Canada Post understands the important role the postal service plays and is committed to serving Canadians while taking action to keep our people and our communities safe. To do so effectively in these challenging times, the postal service will continue to review and quickly adapt their approach with health and safety as the primary goal.
Canada Post has initiated the following changes to delivery operations and retail postal network:
Hours of Service: For the Weyburn Post Office, opening one hour later and closing one hour earlier to clean, restock and provide some relief to employees. The new hours are from 10 a.m. to 4 pm, Monday through Friday.
The other post office, located at 30 Third St, N.E., is operated by Pharmasave, which manages its own operating hours, including the post office hours.
As well, for the first hour of each day, priority service will be offered to those who are at a higher risk (the elderly or people with compromised immune systems). Franchise operated post offices will follow the measures put in place by franchise operators.
Canada Post is working to keep post offices open, but some may close due to building closures beyond their control and some smaller locations may close due to personnel reasons.
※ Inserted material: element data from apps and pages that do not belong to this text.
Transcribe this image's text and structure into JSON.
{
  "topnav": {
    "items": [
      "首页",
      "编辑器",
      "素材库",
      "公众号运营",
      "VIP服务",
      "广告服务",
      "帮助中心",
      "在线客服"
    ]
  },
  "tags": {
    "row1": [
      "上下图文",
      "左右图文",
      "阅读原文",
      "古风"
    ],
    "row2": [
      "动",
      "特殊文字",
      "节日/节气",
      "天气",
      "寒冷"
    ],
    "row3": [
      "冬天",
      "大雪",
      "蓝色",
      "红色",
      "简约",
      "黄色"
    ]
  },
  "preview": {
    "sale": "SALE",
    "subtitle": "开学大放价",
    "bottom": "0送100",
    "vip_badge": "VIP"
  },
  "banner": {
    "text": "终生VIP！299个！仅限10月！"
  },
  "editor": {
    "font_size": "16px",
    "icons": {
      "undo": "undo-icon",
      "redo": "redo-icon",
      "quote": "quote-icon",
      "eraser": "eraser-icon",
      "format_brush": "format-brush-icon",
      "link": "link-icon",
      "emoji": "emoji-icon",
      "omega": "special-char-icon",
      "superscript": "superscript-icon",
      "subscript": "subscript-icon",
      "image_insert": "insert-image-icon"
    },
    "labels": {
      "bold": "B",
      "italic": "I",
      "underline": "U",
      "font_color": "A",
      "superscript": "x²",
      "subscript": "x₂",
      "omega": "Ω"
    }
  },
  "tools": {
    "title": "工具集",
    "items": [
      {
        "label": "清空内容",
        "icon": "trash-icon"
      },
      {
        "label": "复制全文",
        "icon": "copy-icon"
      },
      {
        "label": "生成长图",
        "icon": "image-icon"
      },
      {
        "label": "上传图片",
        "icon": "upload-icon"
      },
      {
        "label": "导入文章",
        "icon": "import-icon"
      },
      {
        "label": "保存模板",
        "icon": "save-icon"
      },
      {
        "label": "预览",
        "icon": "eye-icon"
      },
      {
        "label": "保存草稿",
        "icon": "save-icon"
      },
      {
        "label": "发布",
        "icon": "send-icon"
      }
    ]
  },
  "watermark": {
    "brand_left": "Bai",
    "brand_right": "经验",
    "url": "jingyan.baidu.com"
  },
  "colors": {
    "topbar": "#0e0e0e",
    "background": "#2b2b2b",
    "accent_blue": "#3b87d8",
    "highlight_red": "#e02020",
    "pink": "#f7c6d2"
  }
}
In these cases, customers will be directed to the nearest operating post office.
Physical Distancing: Canada Post is asking waiting customers to space themselves two metres (six feet) apart. They are working on signage and floor decals for larger post offices. For smaller offices, the number of customers may be limited. They are also working on clear barriers for the counter to increase safety.
Transactions: Canada Post will continue to accept cash, but are encouraging customers to pay by using the “tap” function on their debit or credit cards where possible.
Parcel pick-up: Parcels left at the post office for pickup will not be returned-to-sender until further notice. The normal 15-day hold period has been suspended. Customers who are feeling ill or self-isolating are asked to delay their visit to the post office and to pick up their parcel when it’s safe to do so.
Parcel Delivery:To eliminate customer interactions at the door, reduce post office customer traffic and support social and physical distancing, Canada Post implemented a Knock, Drop and Go approach. Delivery employees will knock or ring, choose the safest location available to leave the item and then depart for the next address.
This change eliminates the need for signatures at the door and greatly reduces the number of parcels sent to post offices for pick-up.
Items that require proof of age, ID or Customs payments will be sent directly from the depots to a retail post office for pick-up with no restrictions on when customers can pick up the item. Customers will receive a Delivery Notice Card in their mail letting them know which post office is holding their item for pickup.
Service guarantees:The goal is to continue providing timely and reliable service. But to be safe, to give postal employees time and manage potential challenges, they have suspended on On-time Delivery Guarantees for all parcel services, until further notice.
Help with Social Distancing
Canada Post makes the following request: “We please ask you to respect social and physical distancing with our employees who you may see out in the community. This will further support the social distancing initiatives we’ve implemented in our plants, depots and post offices. Like other organizations providing important services, our people are working hard under difficult circumstances.”
During delivery: Give postal employees space and avoid opening the door or greeting them personally when they are at the door to deliver, or filling a community mailbox.
In post offices: When in a retail post office, practise social distancing and the other measures that have been implemented.
While social and physical distancing efforts to keep communities safe is appreciated, social interaction from a distance is also very much appreciated by Canada Post workers. A simple smile and wave through the window to your delivery agent, a supportive thumbs-up to the driver of the Canada Post truck as they go by or patience and a thank-you to the person working at the post office all go a very long way these days.